Requirement:
The expected output is the complete listing, unchanged.

Record set:
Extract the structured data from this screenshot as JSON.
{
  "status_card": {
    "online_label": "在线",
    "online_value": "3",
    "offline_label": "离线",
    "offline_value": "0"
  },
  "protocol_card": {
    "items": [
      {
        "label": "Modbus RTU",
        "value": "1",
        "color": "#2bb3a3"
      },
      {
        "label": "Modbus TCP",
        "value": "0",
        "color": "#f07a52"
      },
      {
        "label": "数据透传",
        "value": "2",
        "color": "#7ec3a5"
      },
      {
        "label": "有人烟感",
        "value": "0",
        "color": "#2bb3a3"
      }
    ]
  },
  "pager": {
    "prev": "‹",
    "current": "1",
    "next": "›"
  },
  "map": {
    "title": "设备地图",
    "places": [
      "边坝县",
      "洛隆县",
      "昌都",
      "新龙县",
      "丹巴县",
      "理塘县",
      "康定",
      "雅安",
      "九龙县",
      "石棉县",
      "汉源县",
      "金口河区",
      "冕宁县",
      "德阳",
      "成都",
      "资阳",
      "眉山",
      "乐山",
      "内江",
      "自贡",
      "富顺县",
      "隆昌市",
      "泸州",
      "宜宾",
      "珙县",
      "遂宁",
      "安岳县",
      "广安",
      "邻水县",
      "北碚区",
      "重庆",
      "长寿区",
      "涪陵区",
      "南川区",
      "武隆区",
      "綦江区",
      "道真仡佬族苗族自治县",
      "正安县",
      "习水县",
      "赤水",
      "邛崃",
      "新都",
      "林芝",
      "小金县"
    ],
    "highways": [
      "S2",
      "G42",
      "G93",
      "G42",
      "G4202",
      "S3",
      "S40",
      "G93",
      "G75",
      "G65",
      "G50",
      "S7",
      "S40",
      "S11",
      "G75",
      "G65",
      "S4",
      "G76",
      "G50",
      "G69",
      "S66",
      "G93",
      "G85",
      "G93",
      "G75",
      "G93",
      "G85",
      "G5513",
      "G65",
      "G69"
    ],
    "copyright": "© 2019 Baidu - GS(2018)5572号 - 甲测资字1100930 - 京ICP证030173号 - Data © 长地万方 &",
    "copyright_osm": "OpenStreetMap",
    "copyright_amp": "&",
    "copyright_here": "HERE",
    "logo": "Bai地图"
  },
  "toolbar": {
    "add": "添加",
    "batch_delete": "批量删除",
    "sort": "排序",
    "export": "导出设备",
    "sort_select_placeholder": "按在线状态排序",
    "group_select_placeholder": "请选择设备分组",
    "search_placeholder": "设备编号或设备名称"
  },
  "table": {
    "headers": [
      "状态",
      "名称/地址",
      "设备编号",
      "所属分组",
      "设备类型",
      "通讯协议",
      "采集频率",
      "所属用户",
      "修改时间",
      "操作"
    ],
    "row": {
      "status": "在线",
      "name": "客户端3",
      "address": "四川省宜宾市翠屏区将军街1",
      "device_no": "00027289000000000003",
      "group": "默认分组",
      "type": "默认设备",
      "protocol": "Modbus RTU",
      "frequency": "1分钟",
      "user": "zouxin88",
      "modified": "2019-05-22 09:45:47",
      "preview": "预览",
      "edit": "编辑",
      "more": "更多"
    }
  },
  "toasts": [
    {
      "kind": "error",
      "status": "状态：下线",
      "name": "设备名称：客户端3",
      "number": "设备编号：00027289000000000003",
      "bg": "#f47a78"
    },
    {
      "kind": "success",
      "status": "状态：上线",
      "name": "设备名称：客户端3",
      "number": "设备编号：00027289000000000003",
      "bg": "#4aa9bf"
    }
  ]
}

Your solution:
Extract the structured data from this screenshot as JSON.
{
  "status_card": {
    "online_label": "在线",
    "online_value": "3",
    "offline_label": "离线",
    "offline_value": "0"
  },
  "protocol_card": {
    "items": [
      {
        "label": "Modbus RTU",
        "value": "1",
        "color": "#2bb3a3"
      },
      {
        "label": "Modbus TCP",
        "value": "0",
        "color": "#f07a52"
      },
      {
        "label": "数据透传",
        "value": "2",
        "color": "#7ec3a5"
      },
      {
        "label": "有人烟感",
        "value": "0",
        "color": "#2bb3a3"
      }
    ]
  },
  "pager": {
    "prev": "‹",
    "current": "1",
    "next": "›"
  },
  "map": {
    "title": "设备地图",
    "places": [
      "边坝县",
      "洛隆县",
      "昌都",
      "新龙县",
      "丹巴县",
      "理塘县",
      "康定",
      "雅安",
      "九龙县",
      "石棉县",
      "汉源县",
      "金口河区",
      "冕宁县",
      "德阳",
      "成都",
      "资阳",
      "眉山",
      "乐山",
      "内江",
      "自贡",
      "富顺县",
      "隆昌市",
      "泸州",
      "宜宾",
      "珙县",
      "遂宁",
      "安岳县",
      "广安",
      "邻水县",
      "北碚区",
      "重庆",
      "长寿区",
      "涪陵区",
      "南川区",
      "武隆区",
      "綦江区",
      "道真仡佬族苗族自治县",
      "正安县",
      "习水县",
      "赤水",
      "邛崃",
      "新都",
      "林芝",
      "小金县"
    ],
    "highways": [
      "S2",
      "G42",
      "G93",
      "G42",
      "G4202",
      "S3",
      "S40",
      "G93",
      "G75",
      "G65",
      "G50",
      "S7",
      "S40",
      "S11",
      "G75",
      "G65",
      "S4",
      "G76",
      "G50",
      "G69",
      "S66",
      "G93",
      "G85",
      "G93",
      "G75",
      "G93",
      "G85",
      "G5513",
      "G65",
      "G69"
    ],
    "copyright": "© 2019 Baidu - GS(2018)5572号 - 甲测资字1100930 - 京ICP证030173号 - Data © 长地万方 &",
    "copyright_osm": "OpenStreetMap",
    "copyright_amp": "&",
    "copyright_here": "HERE",
    "logo": "Bai地图"
  },
  "toolbar": {
    "add": "添加",
    "batch_delete": "批量删除",
    "sort": "排序",
    "export": "导出设备",
    "sort_select_placeholder": "按在线状态排序",
    "group_select_placeholder": "请选择设备分组",
    "search_placeholder": "设备编号或设备名称"
  },
  "table": {
    "headers": [
      "状态",
      "名称/地址",
      "设备编号",
      "所属分组",
      "设备类型",
      "通讯协议",
      "采集频率",
      "所属用户",
      "修改时间",
      "操作"
    ],
    "row": {
      "status": "在线",
      "name": "客户端3",
      "address": "四川省宜宾市翠屏区将军街1",
      "device_no": "00027289000000000003",
      "group": "默认分组",
      "type": "默认设备",
      "protocol": "Modbus RTU",
      "frequency": "1分钟",
      "user": "zouxin88",
      "modified": "2019-05-22 09:45:47",
      "preview": "预览",
      "edit": "编辑",
      "more": "更多"
    }
  },
  "toasts": [
    {
      "kind": "error",
      "status": "状态：下线",
      "name": "设备名称：客户端3",
      "number": "设备编号：00027289000000000003",
      "bg": "#f47a78"
    },
    {
      "kind": "success",
      "status": "状态：上线",
      "name": "设备名称：客户端3",
      "number": "设备编号：00027289000000000003",
      "bg": "#4aa9bf"
    }
  ]
}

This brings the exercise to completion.